About this task: Retype the records below exactly as they stand, omitting the pictures.

Data to process:
__________________________________________________
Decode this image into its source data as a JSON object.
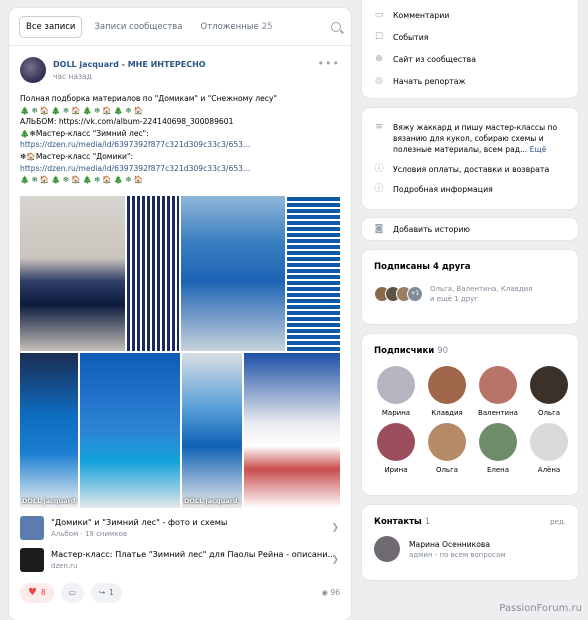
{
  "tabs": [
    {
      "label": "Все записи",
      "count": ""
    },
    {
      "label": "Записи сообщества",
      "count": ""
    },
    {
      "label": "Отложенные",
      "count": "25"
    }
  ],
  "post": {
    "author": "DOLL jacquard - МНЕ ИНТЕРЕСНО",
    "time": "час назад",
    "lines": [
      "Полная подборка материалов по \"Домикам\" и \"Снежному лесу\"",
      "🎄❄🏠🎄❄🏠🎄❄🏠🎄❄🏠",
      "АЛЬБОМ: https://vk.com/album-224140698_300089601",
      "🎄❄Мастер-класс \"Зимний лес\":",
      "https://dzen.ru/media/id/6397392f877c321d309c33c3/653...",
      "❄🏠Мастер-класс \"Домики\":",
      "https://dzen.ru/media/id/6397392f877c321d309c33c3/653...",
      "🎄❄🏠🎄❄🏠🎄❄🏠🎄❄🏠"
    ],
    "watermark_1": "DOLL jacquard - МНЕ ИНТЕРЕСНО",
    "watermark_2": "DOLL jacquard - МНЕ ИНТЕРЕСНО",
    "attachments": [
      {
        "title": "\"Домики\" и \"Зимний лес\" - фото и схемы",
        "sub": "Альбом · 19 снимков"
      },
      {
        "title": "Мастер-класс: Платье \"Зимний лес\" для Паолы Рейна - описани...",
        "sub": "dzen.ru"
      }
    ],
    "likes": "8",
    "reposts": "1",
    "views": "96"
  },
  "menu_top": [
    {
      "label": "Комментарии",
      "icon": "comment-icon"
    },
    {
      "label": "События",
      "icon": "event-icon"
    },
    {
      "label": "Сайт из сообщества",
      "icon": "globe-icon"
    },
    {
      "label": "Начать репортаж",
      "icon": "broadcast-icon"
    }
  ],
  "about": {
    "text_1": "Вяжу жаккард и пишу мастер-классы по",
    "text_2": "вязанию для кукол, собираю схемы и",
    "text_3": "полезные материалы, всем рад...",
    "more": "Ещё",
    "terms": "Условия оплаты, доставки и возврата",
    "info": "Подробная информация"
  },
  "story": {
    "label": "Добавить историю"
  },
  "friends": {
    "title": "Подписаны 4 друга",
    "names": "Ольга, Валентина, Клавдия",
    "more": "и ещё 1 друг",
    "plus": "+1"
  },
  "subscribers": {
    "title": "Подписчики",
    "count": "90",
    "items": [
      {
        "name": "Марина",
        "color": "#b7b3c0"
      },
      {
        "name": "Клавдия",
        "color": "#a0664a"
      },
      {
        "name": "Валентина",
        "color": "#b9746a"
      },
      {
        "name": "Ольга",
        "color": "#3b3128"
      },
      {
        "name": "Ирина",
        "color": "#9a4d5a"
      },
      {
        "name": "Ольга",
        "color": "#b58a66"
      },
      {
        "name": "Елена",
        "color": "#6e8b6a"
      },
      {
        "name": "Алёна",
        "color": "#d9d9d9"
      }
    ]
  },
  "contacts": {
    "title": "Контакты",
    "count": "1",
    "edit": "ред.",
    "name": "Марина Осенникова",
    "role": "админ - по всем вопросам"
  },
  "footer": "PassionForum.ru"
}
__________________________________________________
Answer to this problem:
Decode this image into its source data as a JSON object.
{
  "tabs": [
    {
      "label": "Все записи",
      "count": ""
    },
    {
      "label": "Записи сообщества",
      "count": ""
    },
    {
      "label": "Отложенные",
      "count": "25"
    }
  ],
  "post": {
    "author": "DOLL jacquard - МНЕ ИНТЕРЕСНО",
    "time": "час назад",
    "lines": [
      "Полная подборка материалов по \"Домикам\" и \"Снежному лесу\"",
      "🎄❄🏠🎄❄🏠🎄❄🏠🎄❄🏠",
      "АЛЬБОМ: https://vk.com/album-224140698_300089601",
      "🎄❄Мастер-класс \"Зимний лес\":",
      "https://dzen.ru/media/id/6397392f877c321d309c33c3/653...",
      "❄🏠Мастер-класс \"Домики\":",
      "https://dzen.ru/media/id/6397392f877c321d309c33c3/653...",
      "🎄❄🏠🎄❄🏠🎄❄🏠🎄❄🏠"
    ],
    "watermark_1": "DOLL jacquard - МНЕ ИНТЕРЕСНО",
    "watermark_2": "DOLL jacquard - МНЕ ИНТЕРЕСНО",
    "attachments": [
      {
        "title": "\"Домики\" и \"Зимний лес\" - фото и схемы",
        "sub": "Альбом · 19 снимков"
      },
      {
        "title": "Мастер-класс: Платье \"Зимний лес\" для Паолы Рейна - описани...",
        "sub": "dzen.ru"
      }
    ],
    "likes": "8",
    "reposts": "1",
    "views": "96"
  },
  "menu_top": [
    {
      "label": "Комментарии",
      "icon": "comment-icon"
    },
    {
      "label": "События",
      "icon": "event-icon"
    },
    {
      "label": "Сайт из сообщества",
      "icon": "globe-icon"
    },
    {
      "label": "Начать репортаж",
      "icon": "broadcast-icon"
    }
  ],
  "about": {
    "text_1": "Вяжу жаккард и пишу мастер-классы по",
    "text_2": "вязанию для кукол, собираю схемы и",
    "text_3": "полезные материалы, всем рад...",
    "more": "Ещё",
    "terms": "Условия оплаты, доставки и возврата",
    "info": "Подробная информация"
  },
  "story": {
    "label": "Добавить историю"
  },
  "friends": {
    "title": "Подписаны 4 друга",
    "names": "Ольга, Валентина, Клавдия",
    "more": "и ещё 1 друг",
    "plus": "+1"
  },
  "subscribers": {
    "title": "Подписчики",
    "count": "90",
    "items": [
      {
        "name": "Марина",
        "color": "#b7b3c0"
      },
      {
        "name": "Клавдия",
        "color": "#a0664a"
      },
      {
        "name": "Валентина",
        "color": "#b9746a"
      },
      {
        "name": "Ольга",
        "color": "#3b3128"
      },
      {
        "name": "Ирина",
        "color": "#9a4d5a"
      },
      {
        "name": "Ольга",
        "color": "#b58a66"
      },
      {
        "name": "Елена",
        "color": "#6e8b6a"
      },
      {
        "name": "Алёна",
        "color": "#d9d9d9"
      }
    ]
  },
  "contacts": {
    "title": "Контакты",
    "count": "1",
    "edit": "ред.",
    "name": "Марина Осенникова",
    "role": "админ - по всем вопросам"
  },
  "footer": "PassionForum.ru"
}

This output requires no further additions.